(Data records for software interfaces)
____

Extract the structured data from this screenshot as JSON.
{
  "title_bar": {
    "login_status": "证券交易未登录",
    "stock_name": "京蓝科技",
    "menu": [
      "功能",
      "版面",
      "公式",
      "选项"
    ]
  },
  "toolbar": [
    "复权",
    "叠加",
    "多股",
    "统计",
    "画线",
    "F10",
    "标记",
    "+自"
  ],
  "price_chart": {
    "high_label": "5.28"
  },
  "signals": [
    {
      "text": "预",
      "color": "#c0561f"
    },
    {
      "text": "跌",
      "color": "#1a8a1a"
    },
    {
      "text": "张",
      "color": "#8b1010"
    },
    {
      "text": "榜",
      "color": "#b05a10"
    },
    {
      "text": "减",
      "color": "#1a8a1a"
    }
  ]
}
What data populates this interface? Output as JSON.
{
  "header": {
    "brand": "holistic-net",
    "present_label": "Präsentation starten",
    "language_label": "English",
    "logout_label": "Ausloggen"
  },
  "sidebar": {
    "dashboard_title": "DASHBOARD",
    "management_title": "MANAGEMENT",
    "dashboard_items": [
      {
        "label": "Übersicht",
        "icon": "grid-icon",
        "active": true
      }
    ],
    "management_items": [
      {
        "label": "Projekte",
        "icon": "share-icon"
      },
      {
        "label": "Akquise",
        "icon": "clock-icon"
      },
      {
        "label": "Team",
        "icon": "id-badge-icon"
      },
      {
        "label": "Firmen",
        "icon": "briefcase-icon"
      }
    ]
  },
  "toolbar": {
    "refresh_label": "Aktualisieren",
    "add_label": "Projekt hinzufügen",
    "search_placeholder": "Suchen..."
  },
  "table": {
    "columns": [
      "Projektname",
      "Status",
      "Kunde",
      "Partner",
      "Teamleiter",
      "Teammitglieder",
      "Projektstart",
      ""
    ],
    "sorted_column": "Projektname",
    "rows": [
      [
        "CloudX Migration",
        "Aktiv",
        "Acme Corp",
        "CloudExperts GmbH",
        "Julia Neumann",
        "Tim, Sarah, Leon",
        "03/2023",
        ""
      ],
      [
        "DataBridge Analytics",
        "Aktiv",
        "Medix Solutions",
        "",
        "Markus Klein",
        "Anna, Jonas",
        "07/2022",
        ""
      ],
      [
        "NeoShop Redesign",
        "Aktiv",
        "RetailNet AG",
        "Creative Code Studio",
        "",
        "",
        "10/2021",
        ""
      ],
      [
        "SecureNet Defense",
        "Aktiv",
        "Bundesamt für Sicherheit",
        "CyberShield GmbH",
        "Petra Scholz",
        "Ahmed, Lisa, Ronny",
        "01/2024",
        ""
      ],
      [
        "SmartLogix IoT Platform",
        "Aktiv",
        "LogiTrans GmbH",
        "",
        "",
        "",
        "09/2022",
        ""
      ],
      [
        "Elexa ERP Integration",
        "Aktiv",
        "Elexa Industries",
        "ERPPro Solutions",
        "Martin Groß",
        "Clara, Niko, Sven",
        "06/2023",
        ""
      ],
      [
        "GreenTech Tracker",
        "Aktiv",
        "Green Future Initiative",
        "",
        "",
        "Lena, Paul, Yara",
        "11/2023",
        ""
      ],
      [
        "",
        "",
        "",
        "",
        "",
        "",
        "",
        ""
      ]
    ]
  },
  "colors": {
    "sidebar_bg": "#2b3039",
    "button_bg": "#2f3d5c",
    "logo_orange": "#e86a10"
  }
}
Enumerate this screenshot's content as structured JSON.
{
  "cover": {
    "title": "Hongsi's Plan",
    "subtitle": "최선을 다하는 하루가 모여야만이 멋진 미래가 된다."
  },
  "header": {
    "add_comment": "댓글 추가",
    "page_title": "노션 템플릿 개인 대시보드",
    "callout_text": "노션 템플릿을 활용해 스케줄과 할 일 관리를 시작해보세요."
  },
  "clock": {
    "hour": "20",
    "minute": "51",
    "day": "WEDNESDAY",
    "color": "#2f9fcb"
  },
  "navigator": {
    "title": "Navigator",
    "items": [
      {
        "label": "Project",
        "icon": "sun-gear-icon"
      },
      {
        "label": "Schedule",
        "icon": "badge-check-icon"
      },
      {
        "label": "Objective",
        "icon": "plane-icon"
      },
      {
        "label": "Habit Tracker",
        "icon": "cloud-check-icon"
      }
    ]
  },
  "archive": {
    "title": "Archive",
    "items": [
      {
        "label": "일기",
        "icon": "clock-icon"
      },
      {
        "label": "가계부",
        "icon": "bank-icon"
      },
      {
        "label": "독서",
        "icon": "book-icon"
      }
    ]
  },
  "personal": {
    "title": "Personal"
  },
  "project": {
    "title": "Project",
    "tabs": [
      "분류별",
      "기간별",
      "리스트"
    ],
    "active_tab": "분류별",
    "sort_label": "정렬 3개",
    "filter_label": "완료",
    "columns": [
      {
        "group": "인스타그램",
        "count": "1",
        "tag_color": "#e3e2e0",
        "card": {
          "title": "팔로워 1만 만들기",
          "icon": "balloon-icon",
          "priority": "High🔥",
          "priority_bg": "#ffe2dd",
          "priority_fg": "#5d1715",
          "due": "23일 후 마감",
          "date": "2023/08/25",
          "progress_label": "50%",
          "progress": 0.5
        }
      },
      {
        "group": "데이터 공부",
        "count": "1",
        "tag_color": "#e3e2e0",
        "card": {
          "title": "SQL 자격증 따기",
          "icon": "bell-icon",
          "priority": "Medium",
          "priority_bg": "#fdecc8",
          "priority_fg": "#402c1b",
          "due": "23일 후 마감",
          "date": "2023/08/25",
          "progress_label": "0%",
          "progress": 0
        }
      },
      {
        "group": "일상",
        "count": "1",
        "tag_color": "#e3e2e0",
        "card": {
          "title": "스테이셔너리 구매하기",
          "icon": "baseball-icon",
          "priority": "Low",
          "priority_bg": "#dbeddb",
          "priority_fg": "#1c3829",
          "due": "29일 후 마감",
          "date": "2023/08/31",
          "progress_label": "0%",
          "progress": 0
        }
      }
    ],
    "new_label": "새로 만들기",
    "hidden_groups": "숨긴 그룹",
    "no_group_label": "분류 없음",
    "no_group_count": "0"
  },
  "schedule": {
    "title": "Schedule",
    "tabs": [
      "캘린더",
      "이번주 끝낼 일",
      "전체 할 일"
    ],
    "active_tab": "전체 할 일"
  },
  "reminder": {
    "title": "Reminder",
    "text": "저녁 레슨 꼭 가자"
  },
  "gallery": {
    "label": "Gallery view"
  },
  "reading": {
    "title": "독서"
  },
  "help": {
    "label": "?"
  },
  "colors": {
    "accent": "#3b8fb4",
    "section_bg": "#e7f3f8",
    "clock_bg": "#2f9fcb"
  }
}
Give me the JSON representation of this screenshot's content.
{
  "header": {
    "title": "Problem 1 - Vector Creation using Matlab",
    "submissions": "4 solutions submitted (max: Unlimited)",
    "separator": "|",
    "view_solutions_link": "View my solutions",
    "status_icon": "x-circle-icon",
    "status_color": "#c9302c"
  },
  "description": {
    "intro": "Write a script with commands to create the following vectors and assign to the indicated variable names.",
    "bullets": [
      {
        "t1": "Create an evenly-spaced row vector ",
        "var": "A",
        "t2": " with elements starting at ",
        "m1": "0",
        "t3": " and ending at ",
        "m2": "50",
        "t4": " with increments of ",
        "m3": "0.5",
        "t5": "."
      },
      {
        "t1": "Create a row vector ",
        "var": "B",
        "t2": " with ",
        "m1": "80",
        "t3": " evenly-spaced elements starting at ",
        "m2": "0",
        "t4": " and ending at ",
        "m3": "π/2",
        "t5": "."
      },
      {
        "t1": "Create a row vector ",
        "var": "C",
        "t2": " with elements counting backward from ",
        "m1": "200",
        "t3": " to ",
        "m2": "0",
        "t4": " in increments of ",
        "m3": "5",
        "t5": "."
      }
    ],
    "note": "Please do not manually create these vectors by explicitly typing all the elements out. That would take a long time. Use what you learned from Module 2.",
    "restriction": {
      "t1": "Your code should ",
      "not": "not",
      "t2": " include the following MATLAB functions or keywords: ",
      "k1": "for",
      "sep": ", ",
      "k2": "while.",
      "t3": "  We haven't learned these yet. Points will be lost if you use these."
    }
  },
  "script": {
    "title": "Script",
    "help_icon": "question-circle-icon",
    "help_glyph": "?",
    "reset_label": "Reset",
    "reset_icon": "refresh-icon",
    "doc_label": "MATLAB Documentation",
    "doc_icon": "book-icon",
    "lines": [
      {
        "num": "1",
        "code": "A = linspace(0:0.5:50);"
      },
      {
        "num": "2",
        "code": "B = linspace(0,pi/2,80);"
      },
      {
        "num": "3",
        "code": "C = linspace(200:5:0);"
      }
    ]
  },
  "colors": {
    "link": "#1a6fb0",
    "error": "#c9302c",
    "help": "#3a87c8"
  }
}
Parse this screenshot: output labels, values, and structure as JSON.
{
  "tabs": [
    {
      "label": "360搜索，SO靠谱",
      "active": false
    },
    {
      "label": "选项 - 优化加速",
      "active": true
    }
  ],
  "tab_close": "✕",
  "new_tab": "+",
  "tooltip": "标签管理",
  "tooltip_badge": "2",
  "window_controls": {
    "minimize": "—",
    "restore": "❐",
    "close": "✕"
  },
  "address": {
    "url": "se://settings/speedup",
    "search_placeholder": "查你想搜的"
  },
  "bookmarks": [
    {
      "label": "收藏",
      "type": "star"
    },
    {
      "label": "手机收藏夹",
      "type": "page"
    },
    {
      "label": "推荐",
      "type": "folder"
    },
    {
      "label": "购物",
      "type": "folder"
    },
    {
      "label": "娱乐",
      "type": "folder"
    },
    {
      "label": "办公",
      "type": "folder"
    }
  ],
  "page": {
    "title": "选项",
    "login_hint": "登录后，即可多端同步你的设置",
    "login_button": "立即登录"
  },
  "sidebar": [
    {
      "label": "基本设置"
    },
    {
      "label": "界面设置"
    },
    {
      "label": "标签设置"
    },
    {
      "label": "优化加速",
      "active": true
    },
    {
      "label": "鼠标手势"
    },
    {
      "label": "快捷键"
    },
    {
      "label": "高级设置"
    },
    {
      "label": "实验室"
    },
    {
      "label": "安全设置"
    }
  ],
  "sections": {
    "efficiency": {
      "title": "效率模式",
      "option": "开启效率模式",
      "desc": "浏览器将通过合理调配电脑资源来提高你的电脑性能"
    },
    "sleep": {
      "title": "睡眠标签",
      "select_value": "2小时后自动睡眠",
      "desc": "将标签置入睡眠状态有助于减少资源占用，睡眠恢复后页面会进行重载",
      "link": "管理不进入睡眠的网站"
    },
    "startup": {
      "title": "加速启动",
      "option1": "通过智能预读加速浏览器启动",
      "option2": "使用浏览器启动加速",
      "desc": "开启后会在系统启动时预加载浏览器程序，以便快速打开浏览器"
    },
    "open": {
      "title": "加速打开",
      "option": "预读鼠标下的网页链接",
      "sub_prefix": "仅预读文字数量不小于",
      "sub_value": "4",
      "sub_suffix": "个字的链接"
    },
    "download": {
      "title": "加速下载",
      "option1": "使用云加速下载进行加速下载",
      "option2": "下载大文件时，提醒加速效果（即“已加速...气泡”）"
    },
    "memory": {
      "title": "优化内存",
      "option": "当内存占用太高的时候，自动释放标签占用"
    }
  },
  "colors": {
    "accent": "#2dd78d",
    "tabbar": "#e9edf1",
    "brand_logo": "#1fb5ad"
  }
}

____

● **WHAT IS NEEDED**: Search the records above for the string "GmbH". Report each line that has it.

● **RESPONSE AREA**:
        "CloudExperts GmbH",
        "CyberShield GmbH",
        "LogiTrans GmbH",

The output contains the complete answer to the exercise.